Recently, the world marked World Wetlands Day.

Feb. 2, a day to honour those spaces that keep our world beautiful and healthy.

In years past, many thought their appearance and habitat was the extent of their usefulness, and at times, not even that. The history of the Second Marsh and the threats to fill in what many saw as a useless swamp, are only a microcosm of the historical view of wetlands.

Now though, the view is starting to shift, and rightfully so, as these wetlands not only provide habitat for many endangered species and migratory birds, but they also save municipalities serious cash.

Boiled down, wetlands have the ability to provide a number of valuable services that numerous municipalities build expensive infrastructure project to achieve. To name a few, wetlands reduce flooding, replenish drinking water, improve air quality, filter waste and improve water quality and can even create jobs through various studies and even tourism.

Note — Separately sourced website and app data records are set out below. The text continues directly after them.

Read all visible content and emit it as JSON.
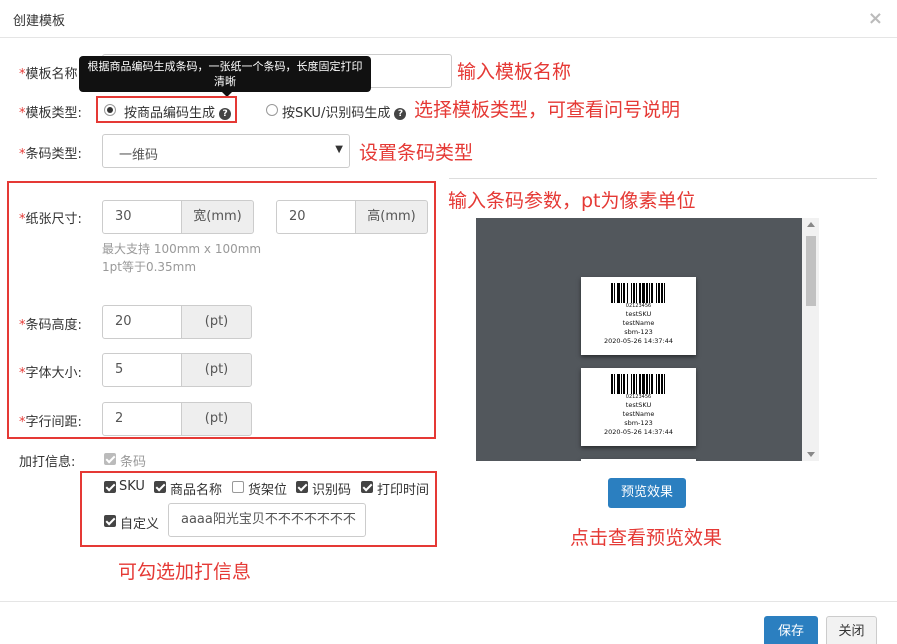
{
  "modal": {
    "title": "创建模板",
    "close_icon": "×"
  },
  "form": {
    "required_mark": "*",
    "template_name_label": "模板名称:",
    "template_type_label": "模板类型:",
    "type_option_product": "按商品编码生成",
    "type_option_sku": "按SKU/识别码生成",
    "help_icon": "?",
    "tooltip_text": "根据商品编码生成条码，一张纸一个条码，长度固定打印清晰",
    "barcode_type_label": "条码类型:",
    "barcode_type_value": "一维码",
    "paper_size_label": "纸张尺寸:",
    "width_value": "30",
    "width_unit": "宽(mm)",
    "height_value": "20",
    "height_unit": "高(mm)",
    "hint_max": "最大支持 100mm x 100mm",
    "hint_pt": "1pt等于0.35mm",
    "barcode_height_label": "条码高度:",
    "barcode_height_value": "20",
    "font_size_label": "字体大小:",
    "font_size_value": "5",
    "line_spacing_label": "字行间距:",
    "line_spacing_value": "2",
    "pt_unit": "(pt)",
    "extra_info_label": "加打信息:",
    "cb_barcode": "条码",
    "cb_sku": "SKU",
    "cb_product_name": "商品名称",
    "cb_shelf": "货架位",
    "cb_id_code": "识别码",
    "cb_print_time": "打印时间",
    "cb_custom": "自定义",
    "custom_value": "aaaa阳光宝贝不不不不不不不"
  },
  "annotations": {
    "name": "输入模板名称",
    "type": "选择模板类型，可查看问号说明",
    "barcode_type": "设置条码类型",
    "params": "输入条码参数，pt为像素单位",
    "preview": "点击查看预览效果",
    "extra": "可勾选加打信息"
  },
  "preview_labels": [
    {
      "code": "02123456",
      "sku": "testSKU",
      "name": "testName",
      "id": "sbm-123",
      "time": "2020-05-26 14:37:44"
    },
    {
      "code": "02123456",
      "sku": "testSKU",
      "name": "testName",
      "id": "sbm-123",
      "time": "2020-05-26 14:37:44"
    }
  ],
  "buttons": {
    "preview": "预览效果",
    "save": "保存",
    "close": "关闭"
  },
  "colors": {
    "primary": "#2b7fc0",
    "annotation": "#e53935"
  }
}
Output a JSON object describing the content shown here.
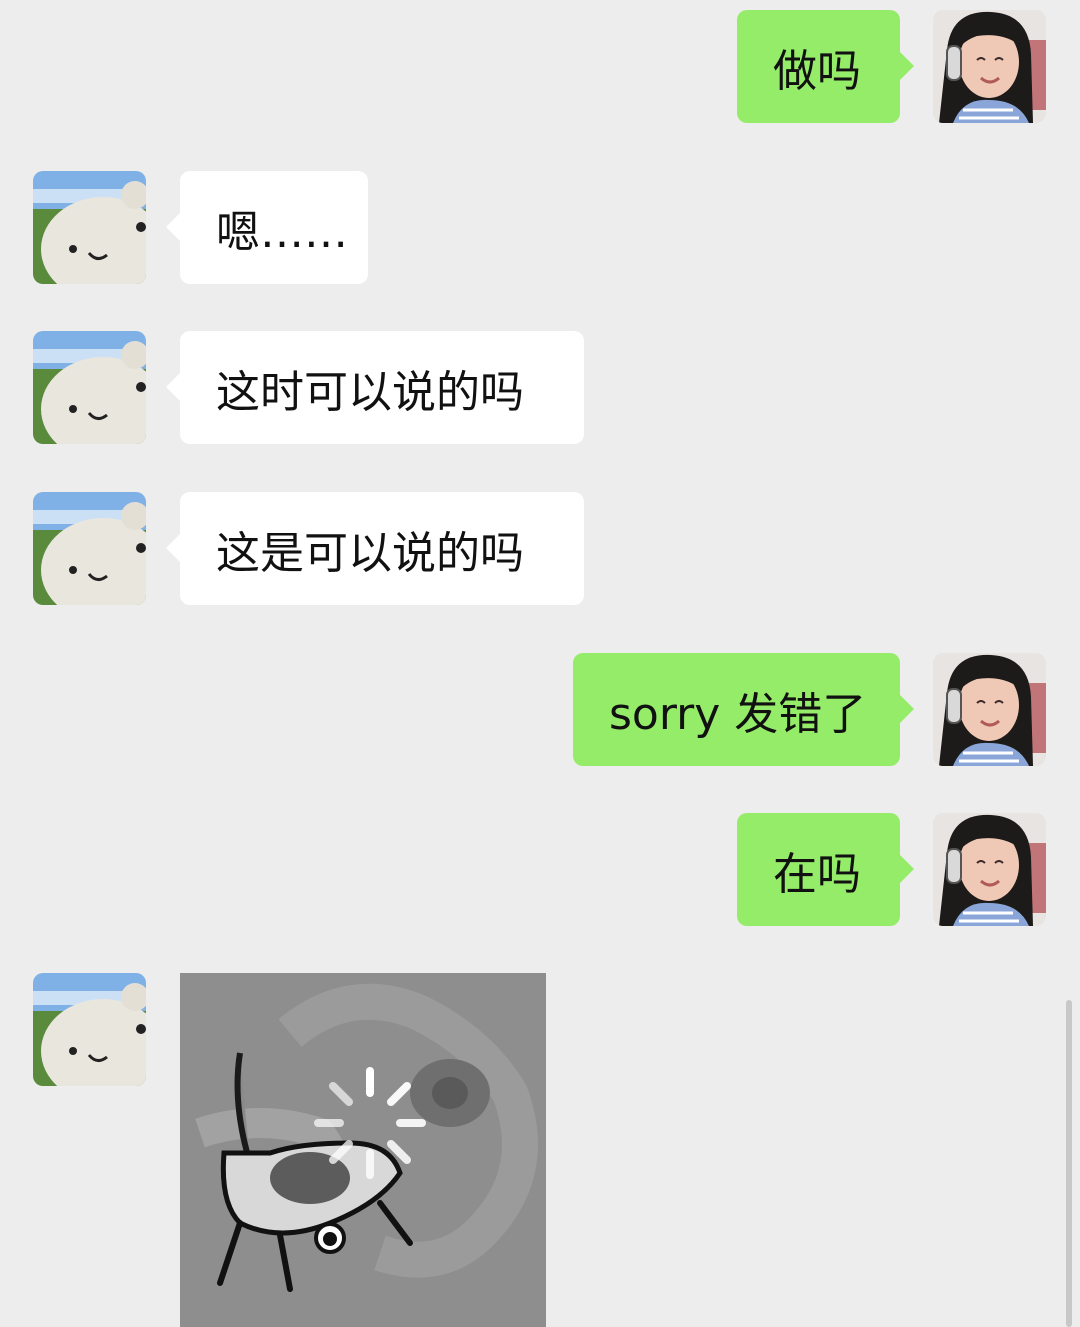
{
  "conversation": {
    "messages": [
      {
        "side": "out",
        "type": "text",
        "text": "做吗"
      },
      {
        "side": "in",
        "type": "text",
        "text": "嗯……"
      },
      {
        "side": "in",
        "type": "text",
        "text": "这时可以说的吗"
      },
      {
        "side": "in",
        "type": "text",
        "text": "这是可以说的吗"
      },
      {
        "side": "out",
        "type": "text",
        "text": "sorry 发错了"
      },
      {
        "side": "out",
        "type": "text",
        "text": "在吗"
      },
      {
        "side": "in",
        "type": "image",
        "status": "loading"
      }
    ]
  },
  "avatars": {
    "self_icon": "girl-with-headphones-avatar",
    "contact_icon": "white-cat-avatar"
  },
  "colors": {
    "background": "#ededed",
    "incoming_bubble": "#ffffff",
    "outgoing_bubble": "#95ec69"
  }
}
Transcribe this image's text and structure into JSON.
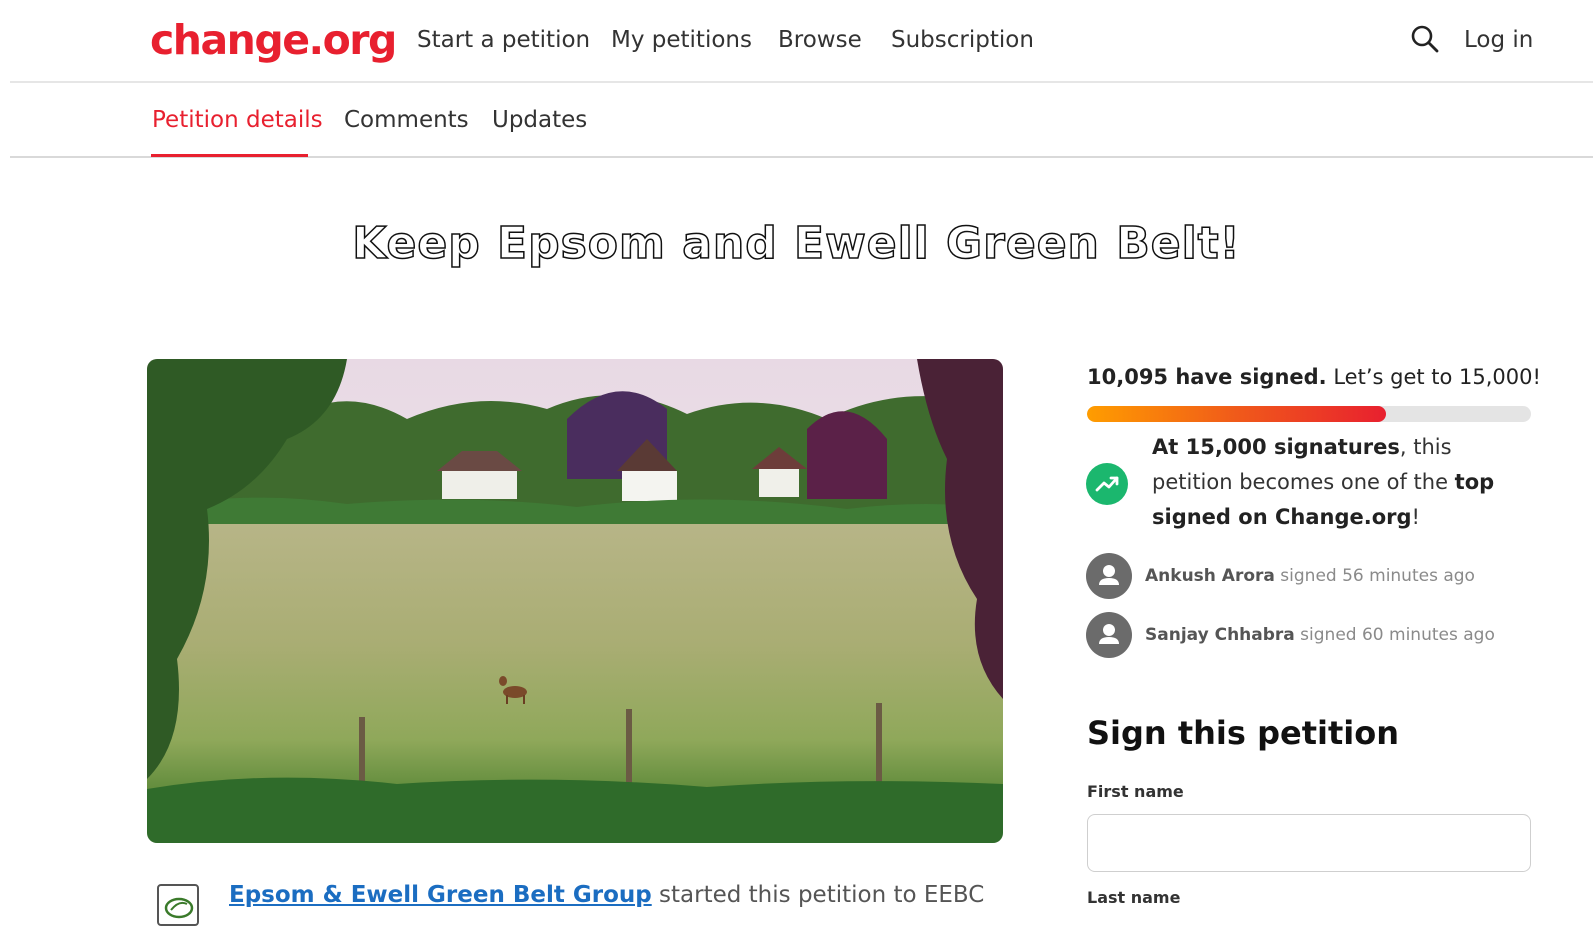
{
  "header": {
    "logo": "change.org",
    "nav": [
      "Start a petition",
      "My petitions",
      "Browse",
      "Subscription"
    ],
    "login": "Log in",
    "search_icon": "search-icon"
  },
  "tabs": {
    "items": [
      "Petition details",
      "Comments",
      "Updates"
    ],
    "active": "Petition details"
  },
  "petition": {
    "title": "Keep Epsom and Ewell Green Belt!",
    "author_name": "Epsom & Ewell Green Belt Group",
    "author_suffix": " started this petition to EEBC"
  },
  "progress": {
    "signed_bold": "10,095 have signed.",
    "goal_text": " Let’s get to 15,000!",
    "fraction": 0.673,
    "colors": {
      "start": "#ff9d00",
      "end": "#e8202f",
      "track": "#e4e4e4"
    }
  },
  "milestone": {
    "part1": "At 15,000 signatures",
    "part2": ", this petition becomes one of the ",
    "part3": "top signed on Change.org",
    "part4": "!",
    "icon": "trending-up-icon"
  },
  "recent_signers": [
    {
      "name": "Ankush Arora",
      "text": " signed 56 minutes ago"
    },
    {
      "name": "Sanjay Chhabra",
      "text": " signed 60 minutes ago"
    }
  ],
  "sign_form": {
    "title": "Sign this petition",
    "first_name_label": "First name",
    "first_name_value": "",
    "last_name_label": "Last name"
  },
  "colors": {
    "brand": "#e8202f",
    "link": "#1b6dc1",
    "success": "#1bb76e"
  }
}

For that reason, Oshawa needs to make the protection of these lands a priority in the years ahead, especially with an infrastructure budget that is stretched thin.

And the threats are still there. The fate of the Second Marsh, forever linked to the Oshawa harbour is again on shaky ground as the port looks to find ways to pay back a multi-million dollar arbitration award to FarmTech, and further west, massive development threatens another chunk of green space along Park Road.

With that said, it seems that the City of Oshawa is already starting to slowly turn the corner.

At budget time, councillors approved a chunk of funds to be put toward updating the management plans surrounding Oshawa’s Second Marsh. These plans will prove vitally important moving forward in order to guide decision making around protecting the future of the provincially significant wetland.

Also, as part of the city’s “teaching city” initiative, Oshawa has been chosen to take part in the Municipal Natural Assets Initiative, a program that will help study Oshawa Second Marsh along with adding natural assets to its asset management plan. This step will not only work to protect the city’s green spaces, but may also identify ways these vital ecosystems can actually save the city money.

So it would appear Oshawa is off to a good start. However, as the threats continue to circle, Oshawa would be smart to strap on their hip waders and prepare to do what they can to save these vital assets.